This post originally appeared on Orphan Road.
While most major transit service improvements are dauntingly expensive, others are not.
Looking at King County Metro’s information presentation from a user-centered perspective reveals several immediate areas for improvement.
Here is the bus stop at 3rd and Union:
That yellow half-moon on the top of the stop is meant to convey information. You’d be forgiven for not noticing it, since it’s the same color as the sign directly below it. But, indeed, it’s a “Skip stop“:
In Seattle, WA, which has an extensive local and regional bus system operated by three different transit agencies, skip-stops are used on 2nd, 3rd, and 4th Avenues in the downtown area.
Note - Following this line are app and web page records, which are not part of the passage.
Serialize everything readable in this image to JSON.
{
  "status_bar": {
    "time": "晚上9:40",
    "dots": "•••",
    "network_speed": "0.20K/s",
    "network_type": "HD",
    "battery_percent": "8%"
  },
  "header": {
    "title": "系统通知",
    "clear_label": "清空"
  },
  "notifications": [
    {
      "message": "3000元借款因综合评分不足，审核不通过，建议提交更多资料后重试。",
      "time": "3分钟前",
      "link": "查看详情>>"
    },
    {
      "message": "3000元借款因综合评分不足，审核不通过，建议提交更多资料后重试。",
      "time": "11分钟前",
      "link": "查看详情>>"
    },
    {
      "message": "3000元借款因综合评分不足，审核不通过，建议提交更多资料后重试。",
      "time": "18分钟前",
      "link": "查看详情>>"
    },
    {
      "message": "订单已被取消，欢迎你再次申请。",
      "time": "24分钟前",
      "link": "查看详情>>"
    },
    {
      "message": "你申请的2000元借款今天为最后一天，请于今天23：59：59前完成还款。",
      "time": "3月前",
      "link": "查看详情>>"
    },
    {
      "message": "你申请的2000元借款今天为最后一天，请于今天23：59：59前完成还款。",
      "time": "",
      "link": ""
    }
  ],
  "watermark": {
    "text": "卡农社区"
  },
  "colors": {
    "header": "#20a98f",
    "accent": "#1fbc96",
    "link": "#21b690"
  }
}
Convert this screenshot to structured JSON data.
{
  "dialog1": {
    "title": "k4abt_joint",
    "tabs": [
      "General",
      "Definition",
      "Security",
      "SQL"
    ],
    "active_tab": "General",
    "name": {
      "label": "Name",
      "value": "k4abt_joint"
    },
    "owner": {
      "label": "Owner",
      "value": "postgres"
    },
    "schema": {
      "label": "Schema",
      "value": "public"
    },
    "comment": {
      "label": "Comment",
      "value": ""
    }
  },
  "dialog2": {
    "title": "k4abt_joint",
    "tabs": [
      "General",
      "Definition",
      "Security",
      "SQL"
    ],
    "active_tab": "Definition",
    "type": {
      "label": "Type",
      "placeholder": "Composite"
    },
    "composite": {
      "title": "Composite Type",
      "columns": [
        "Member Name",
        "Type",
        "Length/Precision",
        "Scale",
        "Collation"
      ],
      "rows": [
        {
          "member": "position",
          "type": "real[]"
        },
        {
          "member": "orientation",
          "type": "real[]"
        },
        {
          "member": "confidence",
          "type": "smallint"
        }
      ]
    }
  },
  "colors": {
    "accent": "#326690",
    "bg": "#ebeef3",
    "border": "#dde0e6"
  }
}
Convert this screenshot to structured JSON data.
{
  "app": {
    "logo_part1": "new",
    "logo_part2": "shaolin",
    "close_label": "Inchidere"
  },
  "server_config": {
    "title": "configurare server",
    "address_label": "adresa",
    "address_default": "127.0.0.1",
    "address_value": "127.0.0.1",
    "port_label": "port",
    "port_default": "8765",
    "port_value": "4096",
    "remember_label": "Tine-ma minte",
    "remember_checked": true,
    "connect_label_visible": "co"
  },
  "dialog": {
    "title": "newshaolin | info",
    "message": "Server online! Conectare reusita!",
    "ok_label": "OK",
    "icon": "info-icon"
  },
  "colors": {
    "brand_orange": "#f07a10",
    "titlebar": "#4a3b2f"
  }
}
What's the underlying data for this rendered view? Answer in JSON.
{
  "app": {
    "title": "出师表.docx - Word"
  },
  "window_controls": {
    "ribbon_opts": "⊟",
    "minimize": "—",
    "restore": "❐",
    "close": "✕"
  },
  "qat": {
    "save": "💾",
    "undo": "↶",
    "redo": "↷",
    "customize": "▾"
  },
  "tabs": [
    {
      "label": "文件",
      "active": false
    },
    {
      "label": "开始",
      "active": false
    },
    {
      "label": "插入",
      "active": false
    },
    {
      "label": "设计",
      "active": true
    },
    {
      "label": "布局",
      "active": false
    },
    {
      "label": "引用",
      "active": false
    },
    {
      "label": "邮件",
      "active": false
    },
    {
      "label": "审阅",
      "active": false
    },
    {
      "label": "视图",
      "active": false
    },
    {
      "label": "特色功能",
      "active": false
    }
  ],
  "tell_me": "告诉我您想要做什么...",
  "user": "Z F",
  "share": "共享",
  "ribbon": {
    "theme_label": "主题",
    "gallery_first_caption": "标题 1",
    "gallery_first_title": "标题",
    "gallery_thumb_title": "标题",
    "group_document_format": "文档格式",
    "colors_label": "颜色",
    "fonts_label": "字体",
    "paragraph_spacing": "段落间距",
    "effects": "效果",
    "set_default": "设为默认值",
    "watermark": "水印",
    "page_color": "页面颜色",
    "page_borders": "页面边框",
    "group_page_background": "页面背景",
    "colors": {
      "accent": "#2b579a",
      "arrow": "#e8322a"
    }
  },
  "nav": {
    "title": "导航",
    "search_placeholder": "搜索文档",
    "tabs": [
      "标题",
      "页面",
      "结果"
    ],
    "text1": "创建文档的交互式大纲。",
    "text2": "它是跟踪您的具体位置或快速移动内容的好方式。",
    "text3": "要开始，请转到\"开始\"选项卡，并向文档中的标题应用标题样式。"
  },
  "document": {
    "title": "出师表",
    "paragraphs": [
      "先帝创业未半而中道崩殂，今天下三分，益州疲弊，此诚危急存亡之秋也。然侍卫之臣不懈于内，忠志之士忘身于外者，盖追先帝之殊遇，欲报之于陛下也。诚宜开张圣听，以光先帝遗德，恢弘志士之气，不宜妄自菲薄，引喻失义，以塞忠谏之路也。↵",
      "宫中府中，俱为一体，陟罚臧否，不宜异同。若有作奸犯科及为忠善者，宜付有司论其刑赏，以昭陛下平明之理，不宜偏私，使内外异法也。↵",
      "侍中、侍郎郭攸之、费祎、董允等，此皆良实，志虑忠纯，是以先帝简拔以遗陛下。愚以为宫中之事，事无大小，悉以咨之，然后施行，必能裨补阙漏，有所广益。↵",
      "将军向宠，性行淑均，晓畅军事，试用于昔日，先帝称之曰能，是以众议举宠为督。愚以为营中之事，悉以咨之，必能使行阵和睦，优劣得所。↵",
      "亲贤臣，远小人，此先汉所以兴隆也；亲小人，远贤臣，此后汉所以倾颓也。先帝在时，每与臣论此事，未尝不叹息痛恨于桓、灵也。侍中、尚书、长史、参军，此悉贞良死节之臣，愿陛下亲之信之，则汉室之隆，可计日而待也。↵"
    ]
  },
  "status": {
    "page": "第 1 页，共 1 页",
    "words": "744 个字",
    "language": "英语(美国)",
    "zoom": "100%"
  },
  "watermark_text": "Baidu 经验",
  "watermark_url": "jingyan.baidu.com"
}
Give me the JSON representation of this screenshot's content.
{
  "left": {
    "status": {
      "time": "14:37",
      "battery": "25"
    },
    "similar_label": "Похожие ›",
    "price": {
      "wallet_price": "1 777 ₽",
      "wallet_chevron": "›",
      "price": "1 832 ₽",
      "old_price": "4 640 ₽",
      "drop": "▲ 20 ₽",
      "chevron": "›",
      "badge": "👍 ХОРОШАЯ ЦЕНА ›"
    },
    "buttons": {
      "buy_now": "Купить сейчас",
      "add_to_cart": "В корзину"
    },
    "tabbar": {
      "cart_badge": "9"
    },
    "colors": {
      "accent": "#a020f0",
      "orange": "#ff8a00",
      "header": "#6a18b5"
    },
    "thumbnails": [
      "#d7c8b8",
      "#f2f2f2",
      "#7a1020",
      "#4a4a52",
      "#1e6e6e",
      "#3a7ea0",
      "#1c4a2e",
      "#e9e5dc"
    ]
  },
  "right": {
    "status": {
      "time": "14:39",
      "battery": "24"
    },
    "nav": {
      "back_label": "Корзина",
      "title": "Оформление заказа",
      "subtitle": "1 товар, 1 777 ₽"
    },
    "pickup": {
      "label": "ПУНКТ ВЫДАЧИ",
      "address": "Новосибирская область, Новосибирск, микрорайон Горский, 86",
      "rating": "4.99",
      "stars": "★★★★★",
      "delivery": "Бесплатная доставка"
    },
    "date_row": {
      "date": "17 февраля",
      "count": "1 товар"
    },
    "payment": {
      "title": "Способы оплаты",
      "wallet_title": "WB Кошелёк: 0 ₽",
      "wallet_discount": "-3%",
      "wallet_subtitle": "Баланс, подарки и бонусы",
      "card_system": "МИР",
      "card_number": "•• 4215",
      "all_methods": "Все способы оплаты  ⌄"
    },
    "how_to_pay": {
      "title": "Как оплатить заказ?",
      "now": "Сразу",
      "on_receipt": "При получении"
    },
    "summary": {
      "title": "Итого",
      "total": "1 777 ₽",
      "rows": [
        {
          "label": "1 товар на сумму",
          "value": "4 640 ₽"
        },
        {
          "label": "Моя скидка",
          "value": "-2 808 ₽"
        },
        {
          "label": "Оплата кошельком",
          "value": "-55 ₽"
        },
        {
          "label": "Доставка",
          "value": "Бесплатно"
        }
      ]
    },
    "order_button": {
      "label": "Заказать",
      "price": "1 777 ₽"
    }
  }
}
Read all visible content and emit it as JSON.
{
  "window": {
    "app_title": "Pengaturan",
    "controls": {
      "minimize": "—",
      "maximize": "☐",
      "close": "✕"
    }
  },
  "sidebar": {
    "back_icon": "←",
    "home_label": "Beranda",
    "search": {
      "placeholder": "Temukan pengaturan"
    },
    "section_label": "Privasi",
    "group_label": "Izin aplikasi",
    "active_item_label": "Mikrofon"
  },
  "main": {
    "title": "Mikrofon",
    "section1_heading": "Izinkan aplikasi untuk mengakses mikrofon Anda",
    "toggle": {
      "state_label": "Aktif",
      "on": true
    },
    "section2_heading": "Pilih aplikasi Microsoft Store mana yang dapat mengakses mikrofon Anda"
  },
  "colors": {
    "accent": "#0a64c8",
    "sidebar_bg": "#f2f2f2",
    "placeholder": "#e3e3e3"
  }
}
Bus routes on 3rd Avenue are grouped into Blue and Yellow stops, while bus routes on 2nd and 4th Avenue are grouped into Red and White stops.
[Thank goodness for Wikipedia, incidentally, since this information does not appear to be available on Metro’s site.]
No where on the bus itself are the red, white, blue or yellow colors repeated, which makes one wonder what the point is. Maybe it’s a cue for the drivers.
Zooming in on that information kiosk, we see the downtown bus map:
Sorry for the poor quality. It would be nice if the map were available on Metro’s site, but alas, no (though one can view a map showing the borders of the ride-free area).
In any event, the map itself is rich with color (good!): we can see 1st Avenue routes in orange, routes up to Capitol Hill in green and purple, etc. Unfortunately, these colors are nowhere to be found anywhere else on the system. They’re not on the print brochures, they’re not on the website, and they’re definitely not on the buses themselves.
The next time a tourist walks up to me downtown and asks how to get to the Space Needle (assuming the Monorail’s out of service), it sure would be convenient to say, “any of the Orange buses will get you there” or “just get on any bus that pulls up at the yellow stop.”
The RapidRide routes are a good step in the right direction. But we don’t need 5 years and $100M to make Metro’s robust bus system easier for 1st-time riders. We can do it for the cost of printing new maps and signs.
I realize this is probably not a novel critique, and I’m sure that the nice ,well-meaning folks at Metro know exactly what I’m kvetching about, have heard it a thousand times, and don’t have the resources or authority to do anything about it. But as far as low-hanging fruit goes, it doesn’t get much simpler than this.